As if southeast Texas summer heat was not enough of a weather factor, visitors to Galveston Island will also be dealing with an incoming of dust from the Sahara Desert in Africa.

Haziness in the sky will persist throughout the weekend with the National Weather Service projecting them for Saturday and Sunday although no alerts have been issued for the approaching dust.

Sand and dust particles are visible from space as captured on NWS satellite imagery, making for a both hot and hazy forecast in southeast Texas.

Doctors say some people who deal with allergies may experience teary eyes or sneezing from the dust during the weekend, while scientists are pretty certain that everyone will be able to see the haze if they know what to look for. 

“It probably may look worse just seeing the haze than it really is for you,” says NWS Houston science operations officer Lance Wood. He knows a thing or two about the Saharan dust.

Wood explains that Africa’s largest desert does shed a lot of its sand to the tropical winds. 

“So there’s quite a few times during the summer that you get these dust events come off the African coast, but not a lot of the time do they reach Texas,” describes Wood. But don’t worry too much if you’re looking to enjoy the early holiday weekend on the beach.

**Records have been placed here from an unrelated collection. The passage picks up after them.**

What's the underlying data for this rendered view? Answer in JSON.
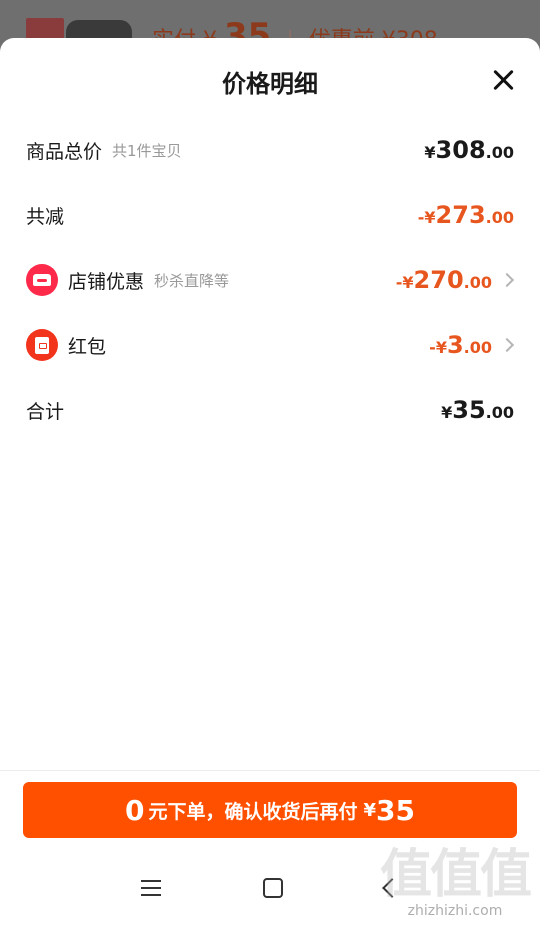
{
  "background": {
    "prefix": "实付",
    "currency": "¥",
    "amount": "35",
    "divider": "|",
    "original_label": "优惠前",
    "original_amount": "¥308"
  },
  "sheet": {
    "title": "价格明细"
  },
  "rows": {
    "total": {
      "label": "商品总价",
      "sub": "共1件宝贝",
      "currency": "¥",
      "int": "308",
      "dec": ".00"
    },
    "reduction": {
      "label": "共减",
      "prefix": "-",
      "currency": "¥",
      "int": "273",
      "dec": ".00"
    },
    "store": {
      "label": "店铺优惠",
      "sub": "秒杀直降等",
      "prefix": "-",
      "currency": "¥",
      "int": "270",
      "dec": ".00",
      "icon": "store-icon"
    },
    "hongbao": {
      "label": "红包",
      "prefix": "-",
      "currency": "¥",
      "int": "3",
      "dec": ".00",
      "icon": "red-envelope-icon"
    },
    "sum": {
      "label": "合计",
      "currency": "¥",
      "int": "35",
      "dec": ".00"
    }
  },
  "cta": {
    "zero": "0",
    "text": "元下单，确认收货后再付",
    "currency": "¥",
    "price": "35"
  },
  "watermark": {
    "big": "值值值",
    "small": "zhizhizhi.com"
  },
  "colors": {
    "accent": "#ff5000",
    "discount": "#e8561f",
    "store_icon": "#ff2a4a",
    "hongbao_icon": "#f2341d"
  }
}
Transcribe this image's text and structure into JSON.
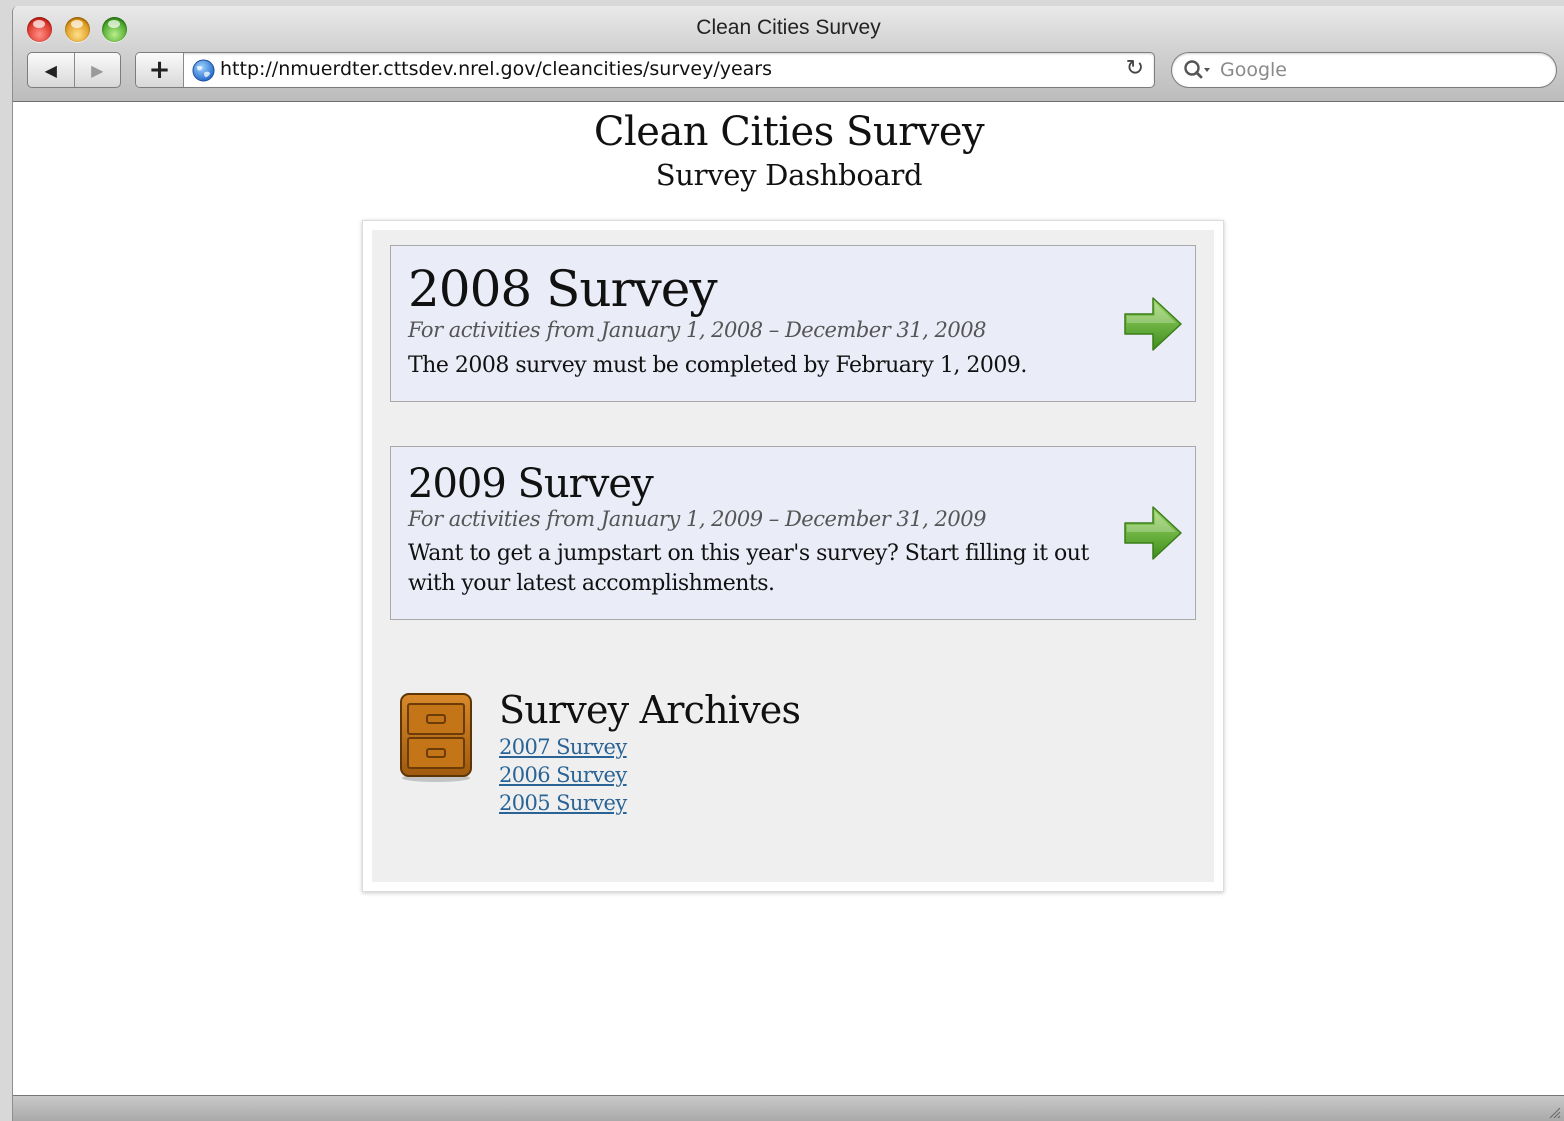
{
  "window": {
    "title": "Clean Cities Survey"
  },
  "toolbar": {
    "back_label": "◀",
    "forward_label": "▶",
    "add_label": "+",
    "url": "http://nmuerdter.cttsdev.nrel.gov/cleancities/survey/years",
    "reload_label": "↻",
    "search_placeholder": "Google"
  },
  "page": {
    "title": "Clean Cities Survey",
    "subtitle": "Survey Dashboard"
  },
  "surveys": [
    {
      "title": "2008 Survey",
      "dates": "For activities from January 1, 2008 – December 31, 2008",
      "description": "The 2008 survey must be completed by February 1, 2009."
    },
    {
      "title": "2009 Survey",
      "dates": "For activities from January 1, 2009 – December 31, 2009",
      "description": "Want to get a jumpstart on this year's survey? Start filling it out with your latest accomplishments."
    }
  ],
  "archives": {
    "title": "Survey Archives",
    "links": [
      "2007 Survey",
      "2006 Survey",
      "2005 Survey"
    ]
  },
  "icons": {
    "traffic_lights": [
      "close-icon",
      "minimize-icon",
      "zoom-icon"
    ],
    "globe": "globe-icon",
    "search": "magnifier-icon",
    "arrow": "green-arrow-right-icon",
    "archive": "filing-cabinet-icon"
  },
  "colors": {
    "card_background": "#eaecf7",
    "panel_background": "#efefef",
    "link": "#2a6496",
    "arrow_green": "#5cab2f"
  }
}
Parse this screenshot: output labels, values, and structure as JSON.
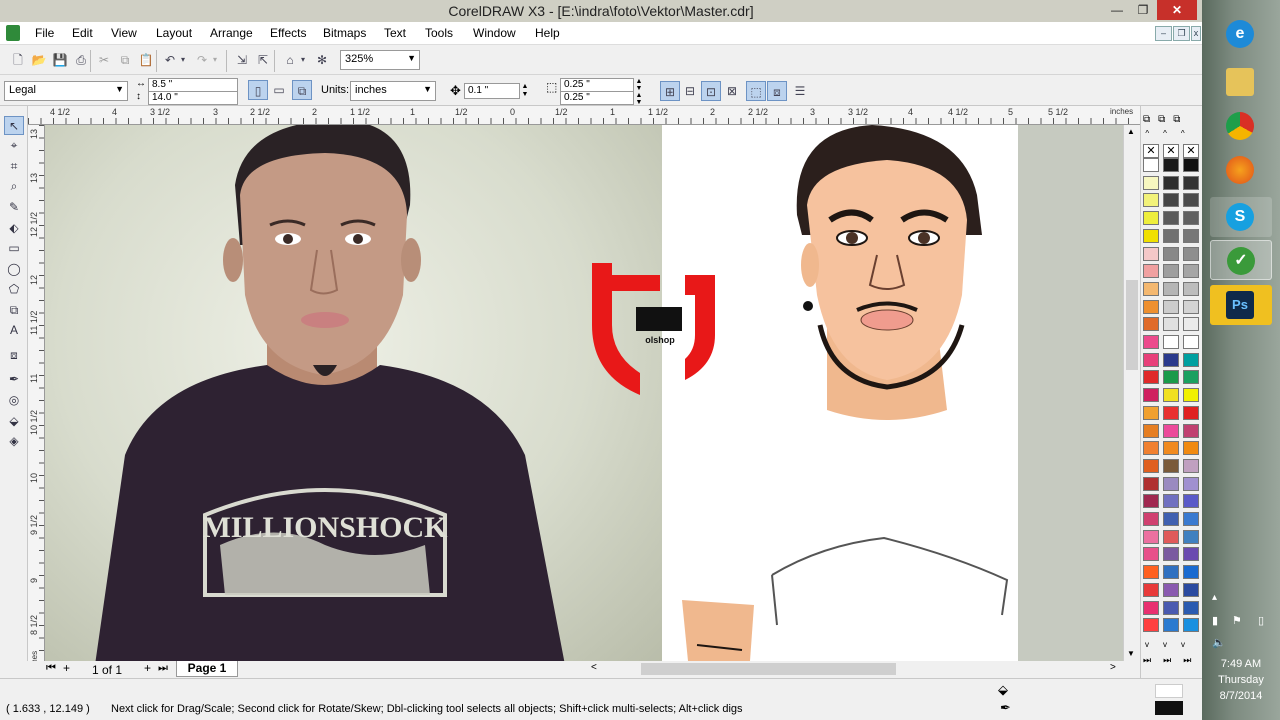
{
  "window": {
    "title": "CorelDRAW X3 - [E:\\indra\\foto\\Vektor\\Master.cdr]",
    "minimize": "—",
    "restore": "❐",
    "close": "✕"
  },
  "menu": {
    "items": [
      "File",
      "Edit",
      "View",
      "Layout",
      "Arrange",
      "Effects",
      "Bitmaps",
      "Text",
      "Tools",
      "Window",
      "Help"
    ]
  },
  "toolbar": {
    "zoom": "325%"
  },
  "property_bar": {
    "paper_size": "Legal",
    "width": "8.5 \"",
    "height": "14.0 \"",
    "units_label": "Units:",
    "units": "inches",
    "nudge": "0.1 \"",
    "dup_x": "0.25 \"",
    "dup_y": "0.25 \""
  },
  "rulers": {
    "h_labels": [
      "4 1/2",
      "4",
      "3 1/2",
      "3",
      "2 1/2",
      "2",
      "1 1/2",
      "1",
      "1/2",
      "0",
      "1/2",
      "1",
      "1 1/2",
      "2",
      "2 1/2",
      "3",
      "3 1/2",
      "4",
      "4 1/2",
      "5",
      "5 1/2",
      "inches"
    ],
    "v_labels": [
      "13",
      "13",
      "12 1/2",
      "12",
      "11 1/2",
      "11",
      "10 1/2",
      "10",
      "9 1/2",
      "9",
      "8 1/2",
      "inches"
    ]
  },
  "artwork": {
    "shirt_text": "MILLIONSHOCK",
    "logo_text": "olshop"
  },
  "pager": {
    "page_count": "1 of 1",
    "tab": "Page 1"
  },
  "status": {
    "coords": "( 1.633 , 12.149 )",
    "hint": "Next click for Drag/Scale; Second click for Rotate/Skew; Dbl-clicking tool selects all objects; Shift+click multi-selects; Alt+click digs"
  },
  "clock": {
    "time": "7:49 AM",
    "day": "Thursday",
    "date": "8/7/2014"
  },
  "taskbar_icons": [
    "internet-explorer-icon",
    "file-explorer-icon",
    "chrome-icon",
    "firefox-icon",
    "skype-icon",
    "coreldraw-icon",
    "photoshop-icon"
  ],
  "palette_colors": {
    "col1": [
      "#ffffff",
      "#f7f7c0",
      "#f2f27a",
      "#eeee3c",
      "#f0e000",
      "#f4c8c8",
      "#f0a0a0",
      "#f4b870",
      "#ee9030",
      "#e06b2a",
      "#ec4a8c",
      "#e8407a",
      "#e02a2a",
      "#d02060",
      "#f0a030",
      "#e67e22",
      "#f08030",
      "#e06020",
      "#b03030",
      "#a02850",
      "#d04070",
      "#ec70a0",
      "#e8508a",
      "#ff6020",
      "#e83a3a",
      "#e83070",
      "#ff4040"
    ],
    "col2": [
      "#1a1a1a",
      "#2e2e2e",
      "#444444",
      "#5a5a5a",
      "#707070",
      "#888888",
      "#9e9e9e",
      "#b5b5b5",
      "#cccccc",
      "#e0e0e0",
      "#ffffff",
      "#2a3a8c",
      "#1a9a4a",
      "#f0e020",
      "#e83030",
      "#ec4a9a",
      "#f08a20",
      "#7a5a3a",
      "#9a8ac0",
      "#7070c0",
      "#4060b0",
      "#e05a5a",
      "#7a5aa0",
      "#3070c0",
      "#8a5ab0",
      "#4a5ab0",
      "#2a7ad0"
    ],
    "col3": [
      "#111111",
      "#333333",
      "#4a4a4a",
      "#606060",
      "#777777",
      "#8e8e8e",
      "#a5a5a5",
      "#bcbcbc",
      "#d3d3d3",
      "#ebebeb",
      "#ffffff",
      "#00a0a0",
      "#1aa060",
      "#f0f000",
      "#e02020",
      "#c04070",
      "#f08a10",
      "#c0a0c0",
      "#a090d0",
      "#5a5ac8",
      "#3a7ad0",
      "#4080c0",
      "#6a4ab0",
      "#1a6ad0",
      "#2a4aa0",
      "#2a5ab0",
      "#1a90e0"
    ]
  }
}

Scientists say the haze from the Saharan dust may even produce pretty stellar sunsets over the the waters of Galveston.

The priority during the weekend is to stay hydrated. Forecasters also say most of the Saharan dust isn’t going to reach the surface and instead remain in the atmosphere before moving out early next week.